Together, the newly announced and recent funding allows for:
- Additional judicial resources and support for family law: A comprehensive funding package of structural funding for family law officers in the FCoA and FCC, including registrars, family consultants, Indigenous Liaison Officers and support staff for judges, registrars and family consultants. This equates to $60.8m in funding over the forward estimates (four years from the 2021-22 financial year), including $1.42m in capital. It provides funding, from 1 July 2021, equivalent to 80 family law positions, comprising 27.4 registrar-related positions (at varying levels), 25 registrar-related support positions, 10 family consultants plus support staff, 4 Indigenous Liaison Officers, and 10 previously unfunded associate positions for FCoA first instance judges. This very significant funding is considered by the Courts to be an important part of our structural resource base, and will provide critical resources to:
- underpin fundamental structural family law reform,
- ensure the capacity of the Courts to implement the Federal Circuit and Family Court of Australia Act 2021 (Court reform legislation), including the single point of entry for family law filings,
- alleviate substantial workload pressures on judges, and
- enhance the ability of the Courts to respond to family violence and other risks to women, children and other vulnerable people.
- Additional judges in South Australia: Funding from 1 July 2021 for 1 FCoA judge and 2 FCC (family law) judges and support staff, and 1 family law registrar as part of the implementation of the Court reform legislation to support the Adelaide registry. This equates to $12.6m in funding over the forward estimates, and is an ongoing funding measure.
- Additional judges for migration litigation work: Funding from 1 January 2022 for 2 FCC (General Federal Law) judges and support staff to assist with the migration caseload and backlog. This provides the FCC $7.2m in funding over the forward estimates, and is an ongoing funding measure.
- Information sharing between Commonwealth and States/Territories: The additional funding contributes towards the implementation of the National Strategic Framework for Information Sharing between the Family Law and Family Violence and Child Protection Systems which aims to enhance the way information (such as family-violence related information) is shared between the Commonwealth and State/Territory systems. The funding includes $15.8m from 1 January 2022 over the forward estimates, including $0.5m in capital funding in 2021-22 and is an ongoing funding measure.
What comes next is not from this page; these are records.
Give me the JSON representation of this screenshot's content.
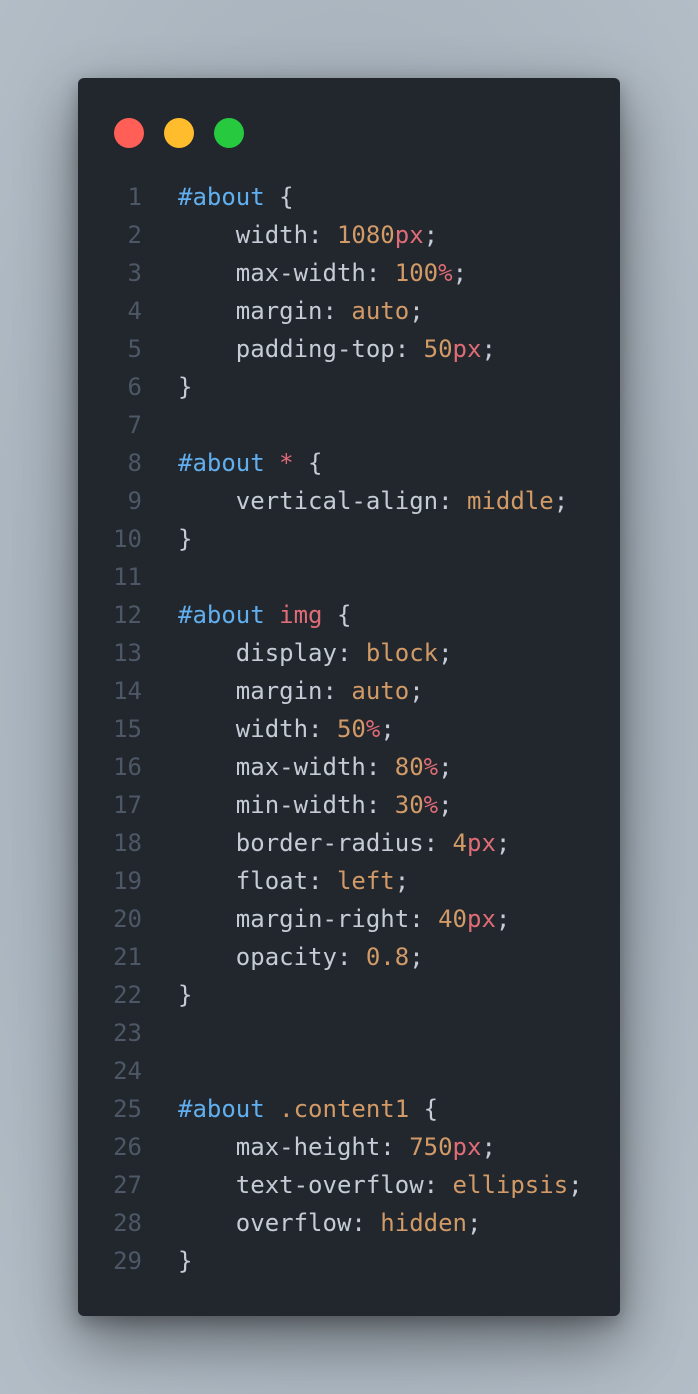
{
  "window": {
    "controls": [
      {
        "name": "close",
        "color": "#ff5f56"
      },
      {
        "name": "minimize",
        "color": "#ffbd2e"
      },
      {
        "name": "maximize",
        "color": "#27c93f"
      }
    ]
  },
  "code": {
    "lines": [
      [
        {
          "t": "sel-id",
          "v": "#about"
        },
        {
          "t": "punc",
          "v": " {"
        }
      ],
      [
        {
          "t": "prop",
          "v": "    width: "
        },
        {
          "t": "num",
          "v": "1080"
        },
        {
          "t": "unit",
          "v": "px"
        },
        {
          "t": "punc",
          "v": ";"
        }
      ],
      [
        {
          "t": "prop",
          "v": "    max-width: "
        },
        {
          "t": "num",
          "v": "100"
        },
        {
          "t": "unit",
          "v": "%"
        },
        {
          "t": "punc",
          "v": ";"
        }
      ],
      [
        {
          "t": "prop",
          "v": "    margin: "
        },
        {
          "t": "kw",
          "v": "auto"
        },
        {
          "t": "punc",
          "v": ";"
        }
      ],
      [
        {
          "t": "prop",
          "v": "    padding-top: "
        },
        {
          "t": "num",
          "v": "50"
        },
        {
          "t": "unit",
          "v": "px"
        },
        {
          "t": "punc",
          "v": ";"
        }
      ],
      [
        {
          "t": "punc",
          "v": "}"
        }
      ],
      [],
      [
        {
          "t": "sel-id",
          "v": "#about"
        },
        {
          "t": "punc",
          "v": " "
        },
        {
          "t": "sel-star",
          "v": "*"
        },
        {
          "t": "punc",
          "v": " {"
        }
      ],
      [
        {
          "t": "prop",
          "v": "    vertical-align: "
        },
        {
          "t": "kw",
          "v": "middle"
        },
        {
          "t": "punc",
          "v": ";"
        }
      ],
      [
        {
          "t": "punc",
          "v": "}"
        }
      ],
      [],
      [
        {
          "t": "sel-id",
          "v": "#about"
        },
        {
          "t": "punc",
          "v": " "
        },
        {
          "t": "sel-tag",
          "v": "img"
        },
        {
          "t": "punc",
          "v": " {"
        }
      ],
      [
        {
          "t": "prop",
          "v": "    display: "
        },
        {
          "t": "kw",
          "v": "block"
        },
        {
          "t": "punc",
          "v": ";"
        }
      ],
      [
        {
          "t": "prop",
          "v": "    margin: "
        },
        {
          "t": "kw",
          "v": "auto"
        },
        {
          "t": "punc",
          "v": ";"
        }
      ],
      [
        {
          "t": "prop",
          "v": "    width: "
        },
        {
          "t": "num",
          "v": "50"
        },
        {
          "t": "unit",
          "v": "%"
        },
        {
          "t": "punc",
          "v": ";"
        }
      ],
      [
        {
          "t": "prop",
          "v": "    max-width: "
        },
        {
          "t": "num",
          "v": "80"
        },
        {
          "t": "unit",
          "v": "%"
        },
        {
          "t": "punc",
          "v": ";"
        }
      ],
      [
        {
          "t": "prop",
          "v": "    min-width: "
        },
        {
          "t": "num",
          "v": "30"
        },
        {
          "t": "unit",
          "v": "%"
        },
        {
          "t": "punc",
          "v": ";"
        }
      ],
      [
        {
          "t": "prop",
          "v": "    border-radius: "
        },
        {
          "t": "num",
          "v": "4"
        },
        {
          "t": "unit",
          "v": "px"
        },
        {
          "t": "punc",
          "v": ";"
        }
      ],
      [
        {
          "t": "prop",
          "v": "    float: "
        },
        {
          "t": "kw",
          "v": "left"
        },
        {
          "t": "punc",
          "v": ";"
        }
      ],
      [
        {
          "t": "prop",
          "v": "    margin-right: "
        },
        {
          "t": "num",
          "v": "40"
        },
        {
          "t": "unit",
          "v": "px"
        },
        {
          "t": "punc",
          "v": ";"
        }
      ],
      [
        {
          "t": "prop",
          "v": "    opacity: "
        },
        {
          "t": "num",
          "v": "0.8"
        },
        {
          "t": "punc",
          "v": ";"
        }
      ],
      [
        {
          "t": "punc",
          "v": "}"
        }
      ],
      [],
      [],
      [
        {
          "t": "sel-id",
          "v": "#about"
        },
        {
          "t": "punc",
          "v": " "
        },
        {
          "t": "sel-class",
          "v": ".content1"
        },
        {
          "t": "punc",
          "v": " {"
        }
      ],
      [
        {
          "t": "prop",
          "v": "    max-height: "
        },
        {
          "t": "num",
          "v": "750"
        },
        {
          "t": "unit",
          "v": "px"
        },
        {
          "t": "punc",
          "v": ";"
        }
      ],
      [
        {
          "t": "prop",
          "v": "    text-overflow: "
        },
        {
          "t": "kw",
          "v": "ellipsis"
        },
        {
          "t": "punc",
          "v": ";"
        }
      ],
      [
        {
          "t": "prop",
          "v": "    overflow: "
        },
        {
          "t": "kw",
          "v": "hidden"
        },
        {
          "t": "punc",
          "v": ";"
        }
      ],
      [
        {
          "t": "punc",
          "v": "}"
        }
      ]
    ]
  }
}
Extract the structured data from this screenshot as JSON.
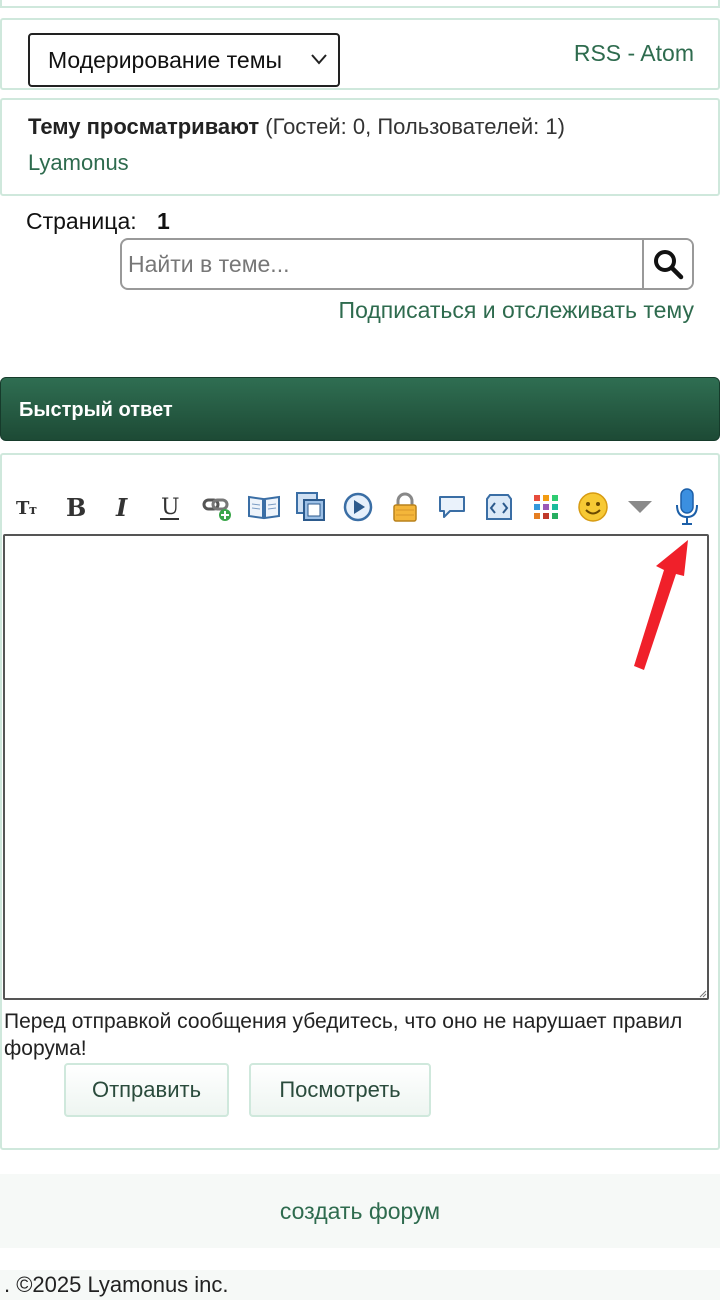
{
  "moderation": {
    "select_label": "Модерирование темы",
    "rss_label": "RSS - Atom"
  },
  "viewers": {
    "title": "Тему просматривают",
    "counts": "(Гостей: 0, Пользователей: 1)",
    "users": [
      "Lyamonus"
    ]
  },
  "pagination": {
    "label": "Страница:",
    "current": "1"
  },
  "search": {
    "placeholder": "Найти в теме..."
  },
  "subscribe_label": "Подписаться и отслеживать тему",
  "quick_reply": {
    "header": "Быстрый ответ",
    "toolbar": [
      "font-size-icon",
      "bold-icon",
      "italic-icon",
      "underline-icon",
      "insert-link-icon",
      "book-icon",
      "insert-image-icon",
      "insert-video-icon",
      "lock-hide-icon",
      "quote-icon",
      "code-icon",
      "color-palette-icon",
      "smiley-icon",
      "more-dropdown-icon",
      "microphone-icon"
    ],
    "textarea_value": "",
    "note": "Перед отправкой сообщения убедитесь, что оно не нарушает правил форума!",
    "send_label": "Отправить",
    "preview_label": "Посмотреть"
  },
  "create_forum_label": "создать форум",
  "footer": ". ©2025 Lyamonus inc.",
  "colors": {
    "accent": "#2e6b4e",
    "header_dark": "#1d4a35",
    "panel_border": "#cfe8dc",
    "annotation_arrow": "#f0202a"
  }
}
It will provide for the equivalent of up to 29 family law information sharing-related positions, comprising 9 registrar-related positions (at various levels), 4 registrar-related support staff, and 16 registry staff.
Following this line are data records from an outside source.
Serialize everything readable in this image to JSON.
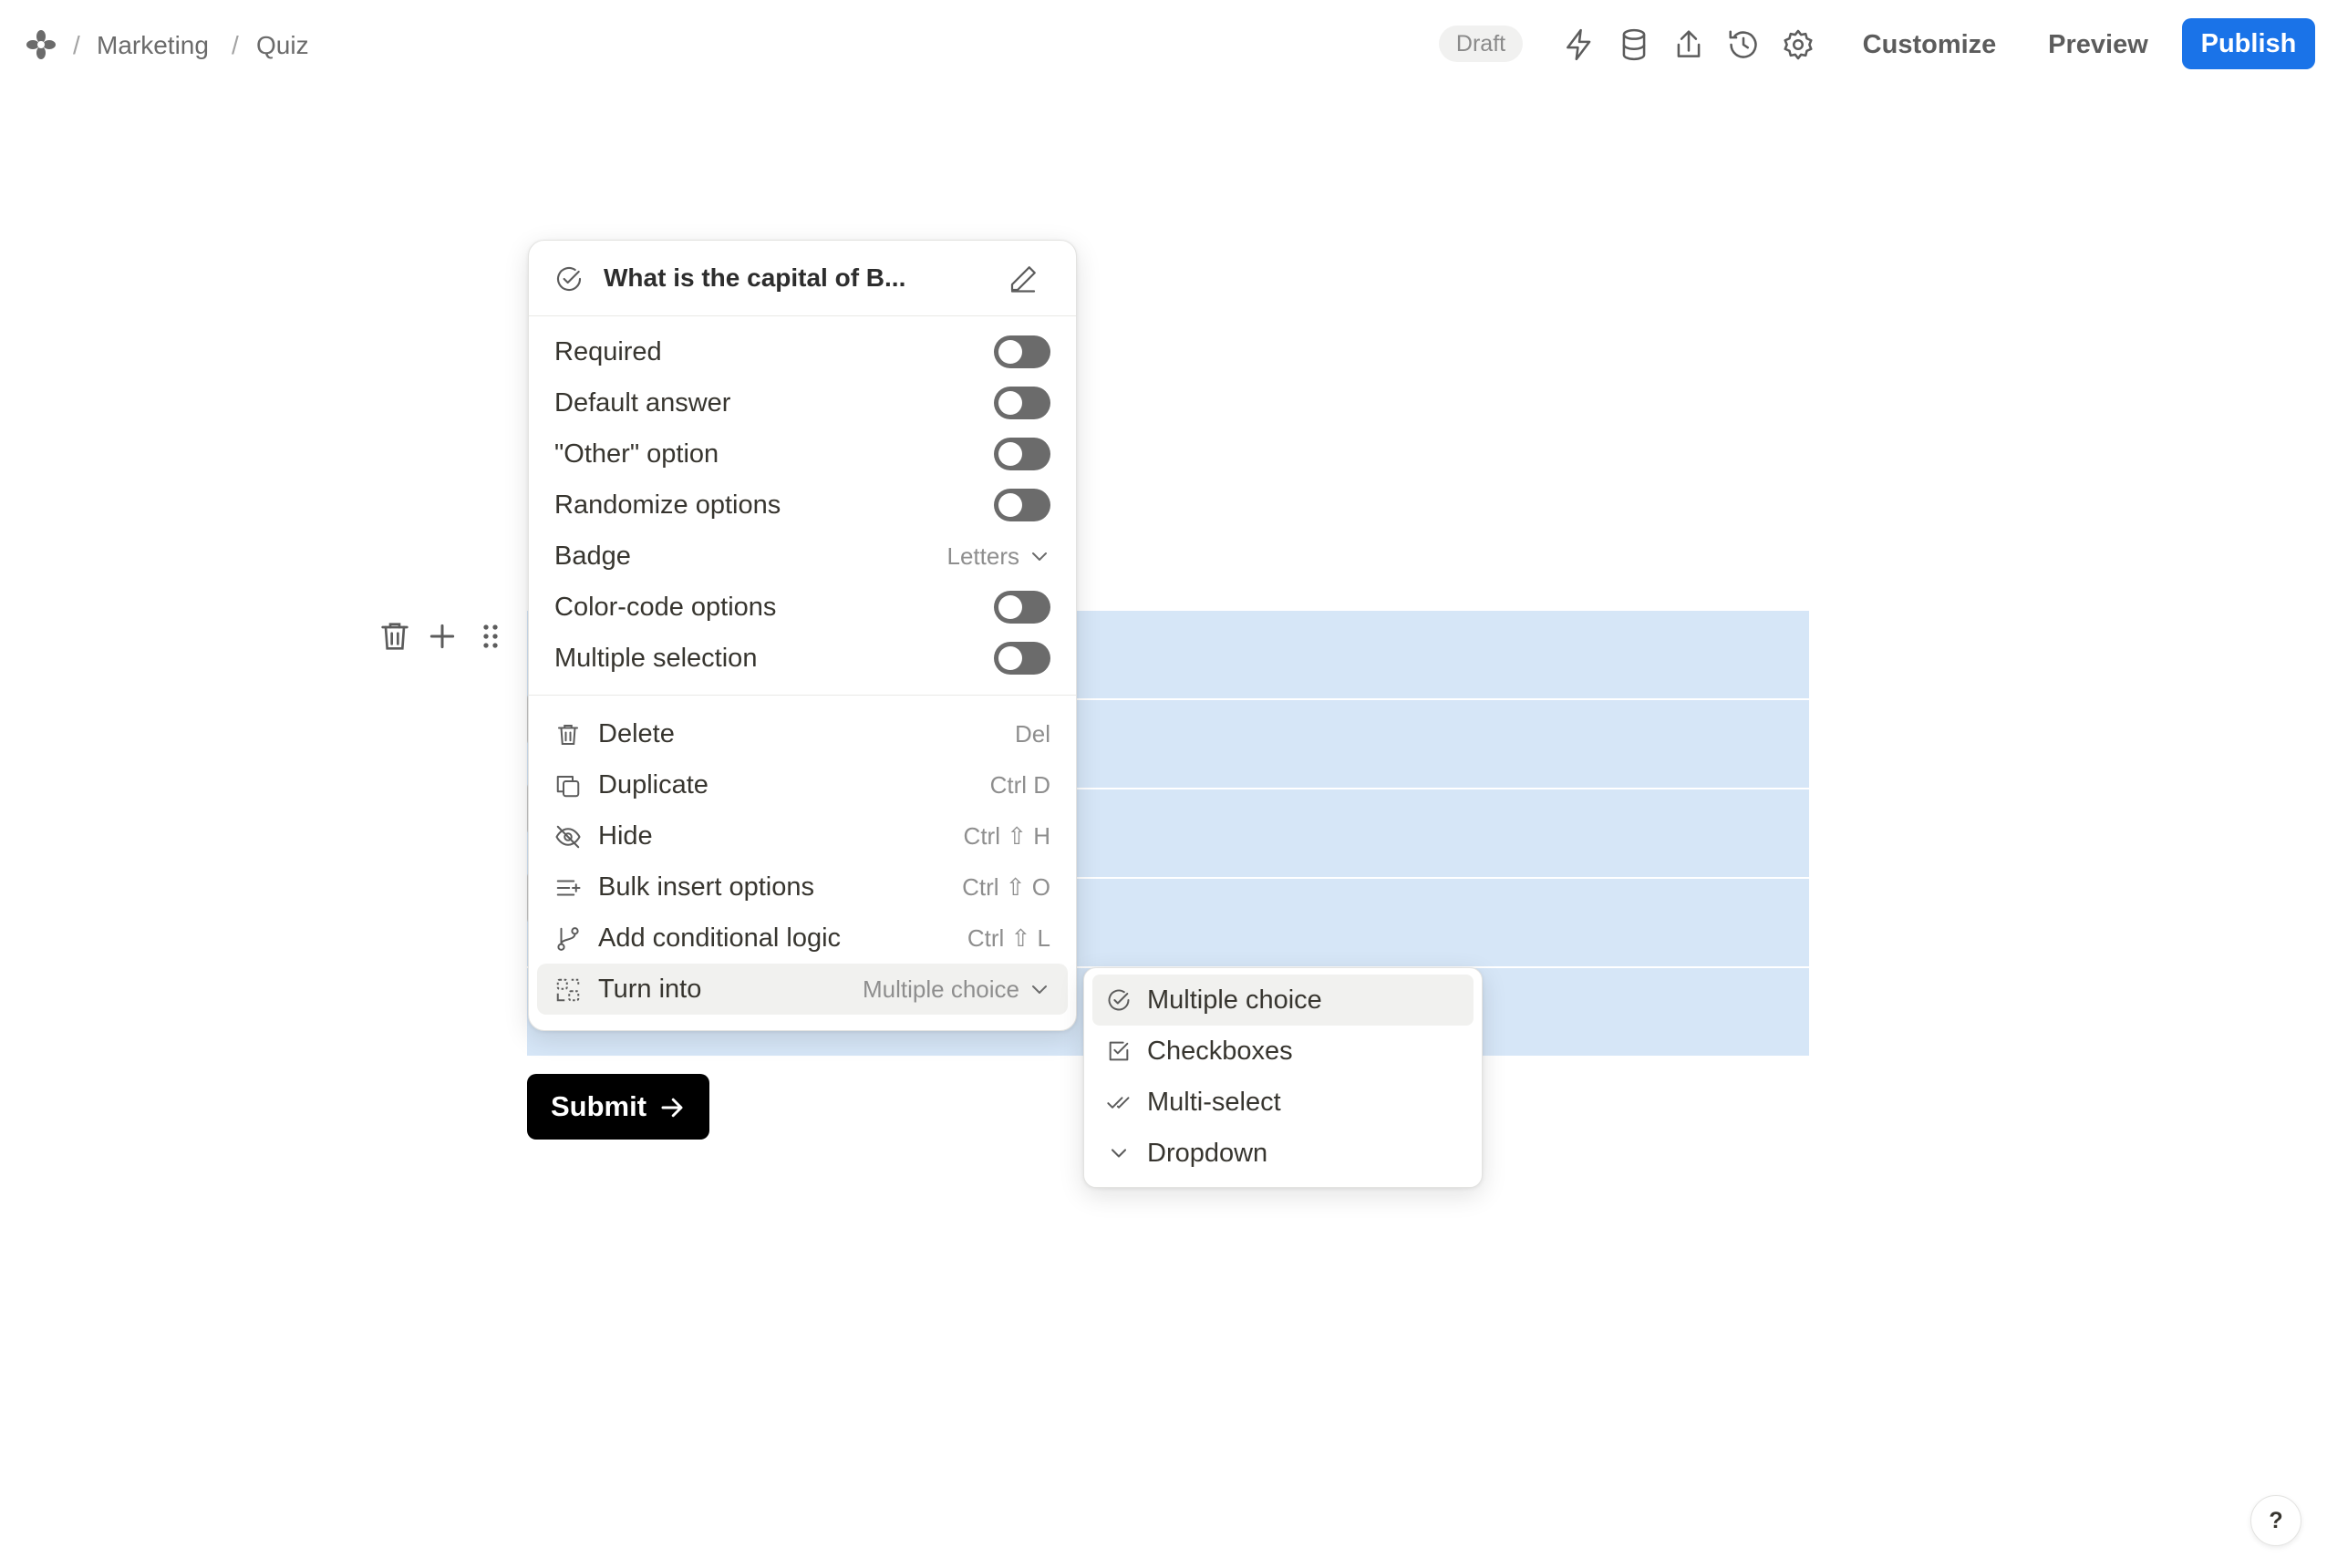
{
  "breadcrumb": {
    "workspace": "Marketing",
    "page": "Quiz",
    "separator": "/"
  },
  "header": {
    "status": "Draft",
    "customize_label": "Customize",
    "preview_label": "Preview",
    "publish_label": "Publish",
    "icons": [
      "lightning-icon",
      "database-icon",
      "share-icon",
      "history-icon",
      "settings-icon"
    ]
  },
  "question_menu": {
    "title": "What is the capital of B...",
    "settings": [
      {
        "label": "Required",
        "type": "toggle",
        "on": false
      },
      {
        "label": "Default answer",
        "type": "toggle",
        "on": false
      },
      {
        "label": "\"Other\" option",
        "type": "toggle",
        "on": false
      },
      {
        "label": "Randomize options",
        "type": "toggle",
        "on": false
      },
      {
        "label": "Badge",
        "type": "select",
        "value": "Letters"
      },
      {
        "label": "Color-code options",
        "type": "toggle",
        "on": false
      },
      {
        "label": "Multiple selection",
        "type": "toggle",
        "on": false
      }
    ],
    "actions": [
      {
        "label": "Delete",
        "shortcut": "Del",
        "icon": "trash-icon"
      },
      {
        "label": "Duplicate",
        "shortcut": "Ctrl D",
        "icon": "duplicate-icon"
      },
      {
        "label": "Hide",
        "shortcut": "Ctrl ⇧ H",
        "icon": "eye-off-icon"
      },
      {
        "label": "Bulk insert options",
        "shortcut": "Ctrl ⇧ O",
        "icon": "bulk-insert-icon"
      },
      {
        "label": "Add conditional logic",
        "shortcut": "Ctrl ⇧ L",
        "icon": "branch-icon"
      },
      {
        "label": "Turn into",
        "value": "Multiple choice",
        "icon": "turn-into-icon"
      }
    ]
  },
  "turn_into_menu": {
    "items": [
      {
        "label": "Multiple choice",
        "icon": "circle-check-icon",
        "selected": true
      },
      {
        "label": "Checkboxes",
        "icon": "checkbox-icon",
        "selected": false
      },
      {
        "label": "Multi-select",
        "icon": "double-check-icon",
        "selected": false
      },
      {
        "label": "Dropdown",
        "icon": "chevron-down-icon",
        "selected": false
      }
    ]
  },
  "submit_label": "Submit",
  "help_label": "?",
  "colors": {
    "accent": "#1a73e8",
    "selection": "#d6e6f7",
    "toggle_off": "#6b6b6b"
  }
}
- Small claims (PPP500) funding: $3.5m in funding from 1 January 2022 for the extension of the PPP500 small claims property pilot to continue for a further 18 months to 30 June 2023, providing for the extended engagement of 6 registrar positions and 6 registrar support staff in the existing pilot sites (Adelaide, Brisbane, Melbourne and Parramatta registries). The aim of the PPP500 is to improve the responsiveness of the family courts for vulnerable parties by providing a simplified way to resolve property disputes which will minimise risk and legal costs, and best preserve the parties’ assets.
The Courts will continue to discuss with Government further appointments, as well as funding to support key projects such as the Lighthouse Project and PPP500, and broader initiatives to tackle family violence and the protection of vulnerable parties and children involved in the family law system.